◆ WHAT IS NEEDED ◆
Each line of the data holding "text" should be found and copied.

MATERIAL SHOWN below:

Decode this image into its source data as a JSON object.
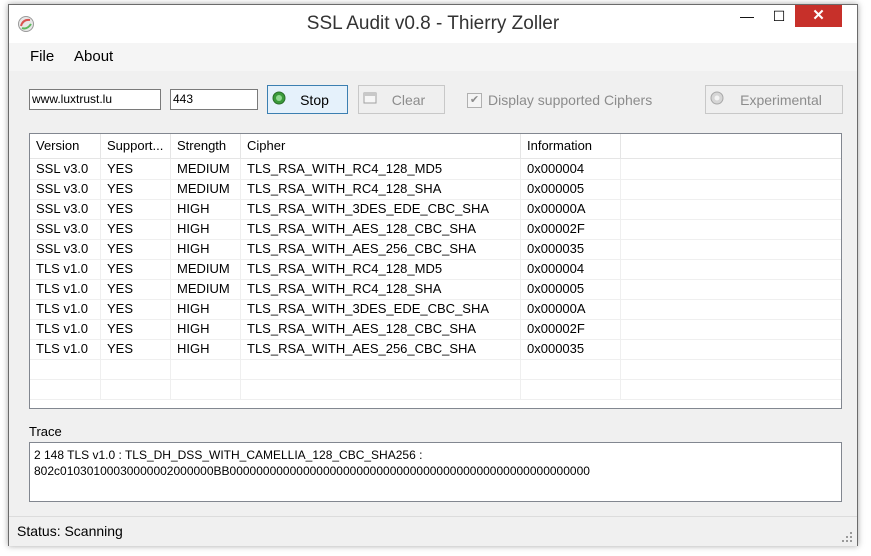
{
  "window": {
    "title": "SSL Audit v0.8  - Thierry Zoller",
    "minimize": "—",
    "maximize": "☐",
    "close": "✕"
  },
  "menu": [
    {
      "label": "File"
    },
    {
      "label": "About"
    }
  ],
  "toolbar": {
    "host_value": "www.luxtrust.lu",
    "port_value": "443",
    "stop_label": "Stop",
    "clear_label": "Clear",
    "display_ciphers_label": "Display supported Ciphers",
    "display_ciphers_checked": true,
    "experimental_label": "Experimental"
  },
  "table": {
    "columns": [
      "Version",
      "Support...",
      "Strength",
      "Cipher",
      "Information"
    ],
    "rows": [
      [
        "SSL v3.0",
        "YES",
        "MEDIUM",
        "TLS_RSA_WITH_RC4_128_MD5",
        "0x000004"
      ],
      [
        "SSL v3.0",
        "YES",
        "MEDIUM",
        "TLS_RSA_WITH_RC4_128_SHA",
        "0x000005"
      ],
      [
        "SSL v3.0",
        "YES",
        "HIGH",
        "TLS_RSA_WITH_3DES_EDE_CBC_SHA",
        "0x00000A"
      ],
      [
        "SSL v3.0",
        "YES",
        "HIGH",
        "TLS_RSA_WITH_AES_128_CBC_SHA",
        "0x00002F"
      ],
      [
        "SSL v3.0",
        "YES",
        "HIGH",
        "TLS_RSA_WITH_AES_256_CBC_SHA",
        "0x000035"
      ],
      [
        "TLS v1.0",
        "YES",
        "MEDIUM",
        "TLS_RSA_WITH_RC4_128_MD5",
        "0x000004"
      ],
      [
        "TLS v1.0",
        "YES",
        "MEDIUM",
        "TLS_RSA_WITH_RC4_128_SHA",
        "0x000005"
      ],
      [
        "TLS v1.0",
        "YES",
        "HIGH",
        "TLS_RSA_WITH_3DES_EDE_CBC_SHA",
        "0x00000A"
      ],
      [
        "TLS v1.0",
        "YES",
        "HIGH",
        "TLS_RSA_WITH_AES_128_CBC_SHA",
        "0x00002F"
      ],
      [
        "TLS v1.0",
        "YES",
        "HIGH",
        "TLS_RSA_WITH_AES_256_CBC_SHA",
        "0x000035"
      ]
    ]
  },
  "trace": {
    "label": "Trace",
    "text": "2 148 TLS v1.0 : TLS_DH_DSS_WITH_CAMELLIA_128_CBC_SHA256 :\n802c01030100030000002000000BB000000000000000000000000000000000000000000000000000000"
  },
  "status": {
    "text": "Status: Scanning"
  },
  "colors": {
    "close_button": "#c7302a",
    "stop_icon": "#3a9a3a"
  }
}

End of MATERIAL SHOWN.

◆ SOLUTION FOR THIS TASK ◆
    "text": "2 148 TLS v1.0 : TLS_DH_DSS_WITH_CAMELLIA_128_CBC_SHA256 :\n802c01030100030000002000000BB000000000000000000000000000000000000000000000000000000"
    "text": "Status: Scanning"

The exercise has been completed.